TASK INSTRUCTIONS
Each line in the entries below that contains the word "elsoberanodigital" counts once. Report how many there are and nothing more.

____ RAW DATA

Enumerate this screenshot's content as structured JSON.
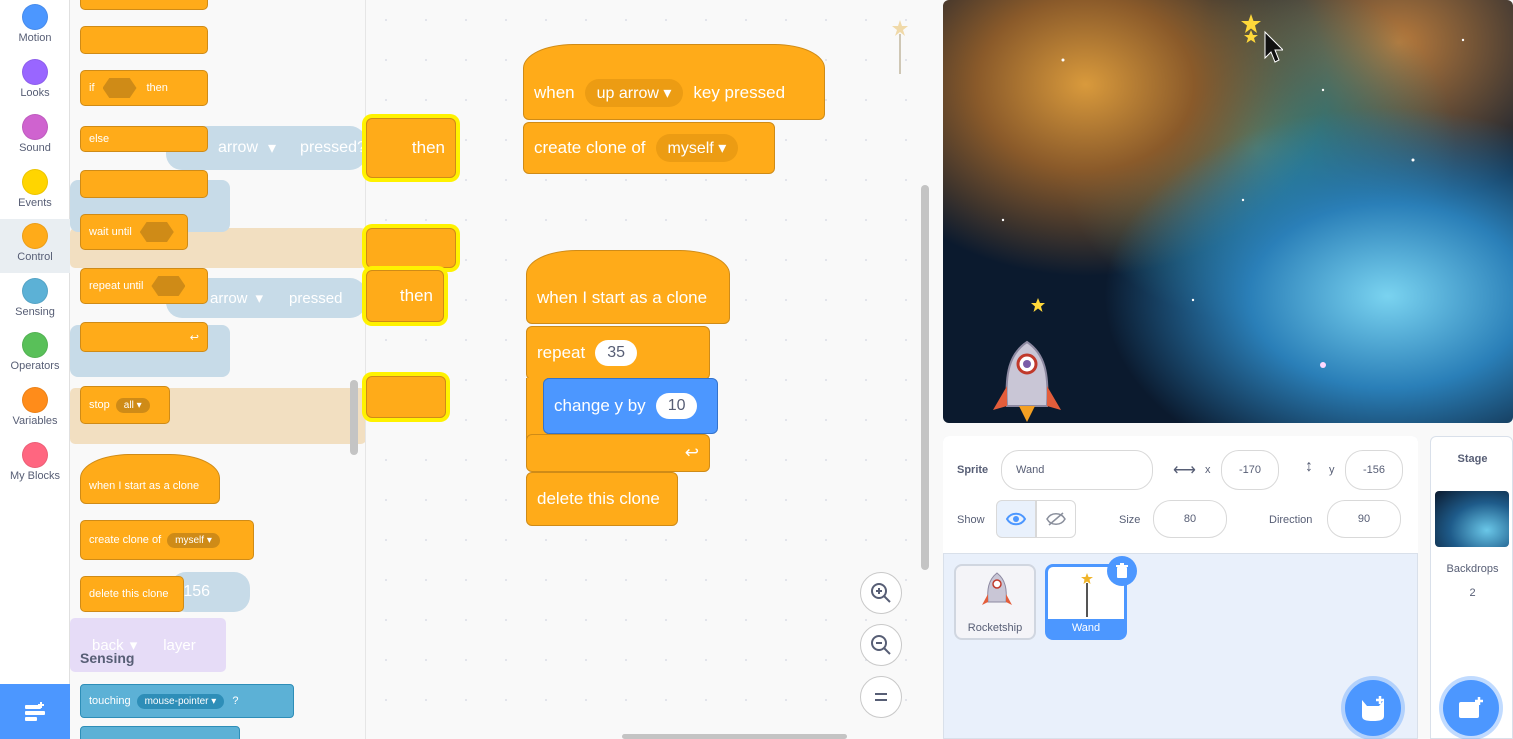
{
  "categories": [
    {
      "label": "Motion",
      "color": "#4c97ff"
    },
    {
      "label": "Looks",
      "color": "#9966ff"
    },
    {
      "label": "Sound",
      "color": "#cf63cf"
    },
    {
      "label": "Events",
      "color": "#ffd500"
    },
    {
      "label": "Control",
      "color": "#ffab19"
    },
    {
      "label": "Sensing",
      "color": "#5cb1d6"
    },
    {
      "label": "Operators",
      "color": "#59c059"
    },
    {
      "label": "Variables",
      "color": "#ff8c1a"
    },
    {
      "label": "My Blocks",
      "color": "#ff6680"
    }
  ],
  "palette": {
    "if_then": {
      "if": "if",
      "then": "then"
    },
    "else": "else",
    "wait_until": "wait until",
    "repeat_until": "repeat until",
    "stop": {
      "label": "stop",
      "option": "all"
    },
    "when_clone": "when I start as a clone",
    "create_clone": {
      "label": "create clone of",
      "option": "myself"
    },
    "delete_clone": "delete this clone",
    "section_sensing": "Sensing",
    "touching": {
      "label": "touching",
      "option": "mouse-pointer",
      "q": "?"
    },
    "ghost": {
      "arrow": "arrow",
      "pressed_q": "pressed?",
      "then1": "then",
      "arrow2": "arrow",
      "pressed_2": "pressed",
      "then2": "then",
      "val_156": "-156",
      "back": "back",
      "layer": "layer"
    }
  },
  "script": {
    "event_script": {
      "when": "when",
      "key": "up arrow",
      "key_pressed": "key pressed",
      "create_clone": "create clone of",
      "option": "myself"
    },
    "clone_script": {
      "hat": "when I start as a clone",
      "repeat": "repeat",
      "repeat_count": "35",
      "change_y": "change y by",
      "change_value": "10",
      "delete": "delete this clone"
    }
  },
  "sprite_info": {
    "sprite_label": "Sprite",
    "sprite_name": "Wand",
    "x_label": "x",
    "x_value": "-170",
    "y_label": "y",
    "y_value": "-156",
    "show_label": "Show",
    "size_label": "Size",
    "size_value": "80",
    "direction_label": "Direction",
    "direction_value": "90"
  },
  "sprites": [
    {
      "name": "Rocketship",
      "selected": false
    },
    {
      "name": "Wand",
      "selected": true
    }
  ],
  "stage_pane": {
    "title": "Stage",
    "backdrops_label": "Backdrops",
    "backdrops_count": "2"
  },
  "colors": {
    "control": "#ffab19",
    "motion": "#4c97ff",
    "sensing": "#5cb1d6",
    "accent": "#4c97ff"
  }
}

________
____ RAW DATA

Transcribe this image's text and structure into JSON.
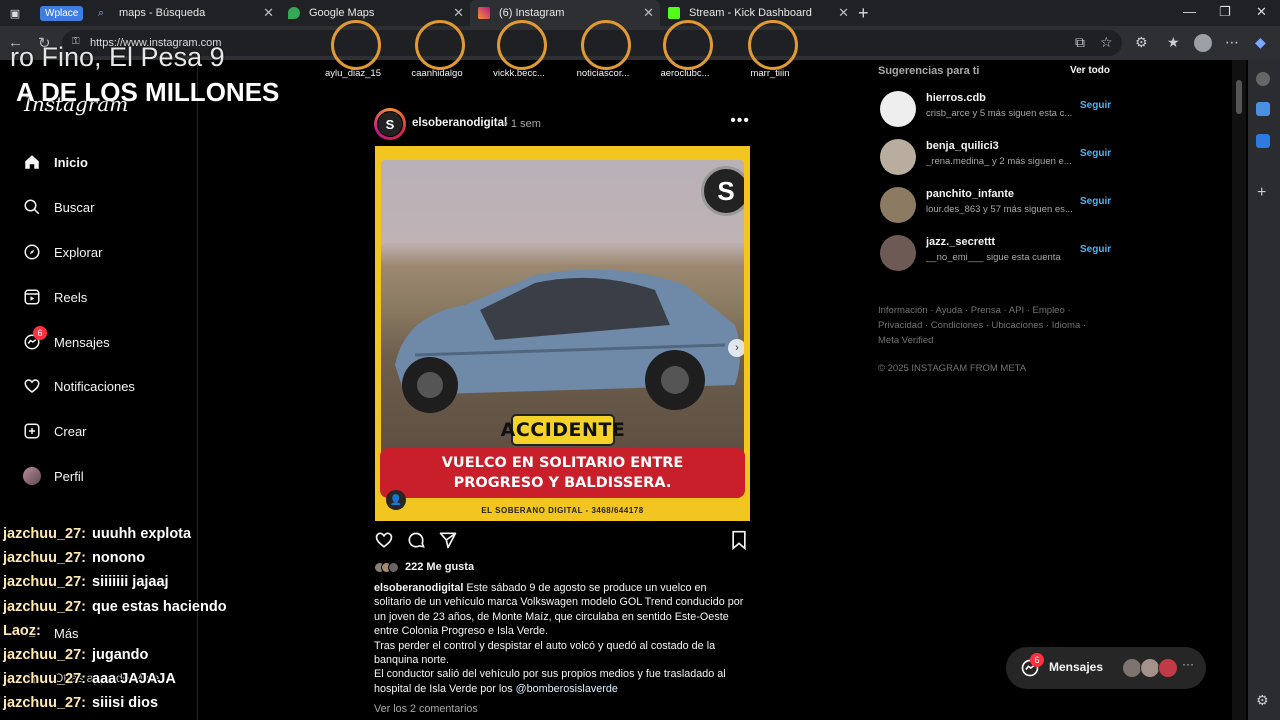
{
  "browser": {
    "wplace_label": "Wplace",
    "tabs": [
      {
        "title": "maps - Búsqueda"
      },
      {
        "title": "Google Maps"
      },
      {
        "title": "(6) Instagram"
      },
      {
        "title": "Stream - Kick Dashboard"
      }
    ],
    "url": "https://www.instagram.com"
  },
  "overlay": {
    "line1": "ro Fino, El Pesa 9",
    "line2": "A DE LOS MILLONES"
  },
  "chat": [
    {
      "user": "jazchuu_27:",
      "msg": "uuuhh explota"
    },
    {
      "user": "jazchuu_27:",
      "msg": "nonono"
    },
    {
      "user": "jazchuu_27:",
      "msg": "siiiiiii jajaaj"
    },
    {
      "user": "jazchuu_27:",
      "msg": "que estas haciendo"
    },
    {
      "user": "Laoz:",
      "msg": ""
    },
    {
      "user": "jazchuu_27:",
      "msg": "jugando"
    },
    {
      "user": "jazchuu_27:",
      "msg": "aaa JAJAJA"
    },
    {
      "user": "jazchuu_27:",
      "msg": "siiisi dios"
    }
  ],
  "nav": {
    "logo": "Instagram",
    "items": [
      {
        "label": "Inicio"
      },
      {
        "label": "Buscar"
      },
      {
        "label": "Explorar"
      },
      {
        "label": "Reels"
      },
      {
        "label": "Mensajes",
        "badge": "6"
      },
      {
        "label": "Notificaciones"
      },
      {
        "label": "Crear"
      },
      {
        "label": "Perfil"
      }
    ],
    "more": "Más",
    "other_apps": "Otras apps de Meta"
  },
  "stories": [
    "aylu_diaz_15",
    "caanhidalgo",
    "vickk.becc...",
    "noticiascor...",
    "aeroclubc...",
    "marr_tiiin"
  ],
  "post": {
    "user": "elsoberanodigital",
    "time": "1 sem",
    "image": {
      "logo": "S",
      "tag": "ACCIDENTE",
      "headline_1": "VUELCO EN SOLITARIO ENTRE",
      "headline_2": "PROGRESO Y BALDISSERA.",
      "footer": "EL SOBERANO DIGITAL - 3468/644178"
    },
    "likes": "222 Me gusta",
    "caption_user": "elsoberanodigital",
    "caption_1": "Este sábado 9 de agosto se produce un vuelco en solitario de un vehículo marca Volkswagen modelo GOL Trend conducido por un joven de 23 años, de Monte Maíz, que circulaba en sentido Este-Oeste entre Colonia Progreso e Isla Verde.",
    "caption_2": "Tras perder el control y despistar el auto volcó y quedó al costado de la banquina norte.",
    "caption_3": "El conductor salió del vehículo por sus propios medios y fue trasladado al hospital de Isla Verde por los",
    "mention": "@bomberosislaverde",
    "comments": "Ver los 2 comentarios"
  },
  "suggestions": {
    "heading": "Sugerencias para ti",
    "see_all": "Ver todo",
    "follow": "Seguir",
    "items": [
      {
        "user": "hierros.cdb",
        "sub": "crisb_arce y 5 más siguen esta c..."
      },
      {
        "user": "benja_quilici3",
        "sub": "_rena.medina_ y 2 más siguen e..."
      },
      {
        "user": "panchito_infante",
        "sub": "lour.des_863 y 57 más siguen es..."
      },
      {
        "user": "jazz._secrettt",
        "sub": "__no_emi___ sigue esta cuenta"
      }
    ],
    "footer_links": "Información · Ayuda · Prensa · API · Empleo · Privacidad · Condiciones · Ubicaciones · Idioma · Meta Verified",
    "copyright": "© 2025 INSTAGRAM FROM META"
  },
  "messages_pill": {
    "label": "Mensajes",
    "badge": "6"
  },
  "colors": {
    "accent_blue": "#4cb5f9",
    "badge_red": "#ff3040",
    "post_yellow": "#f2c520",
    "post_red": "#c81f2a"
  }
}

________

WRITTEN ANSWER
2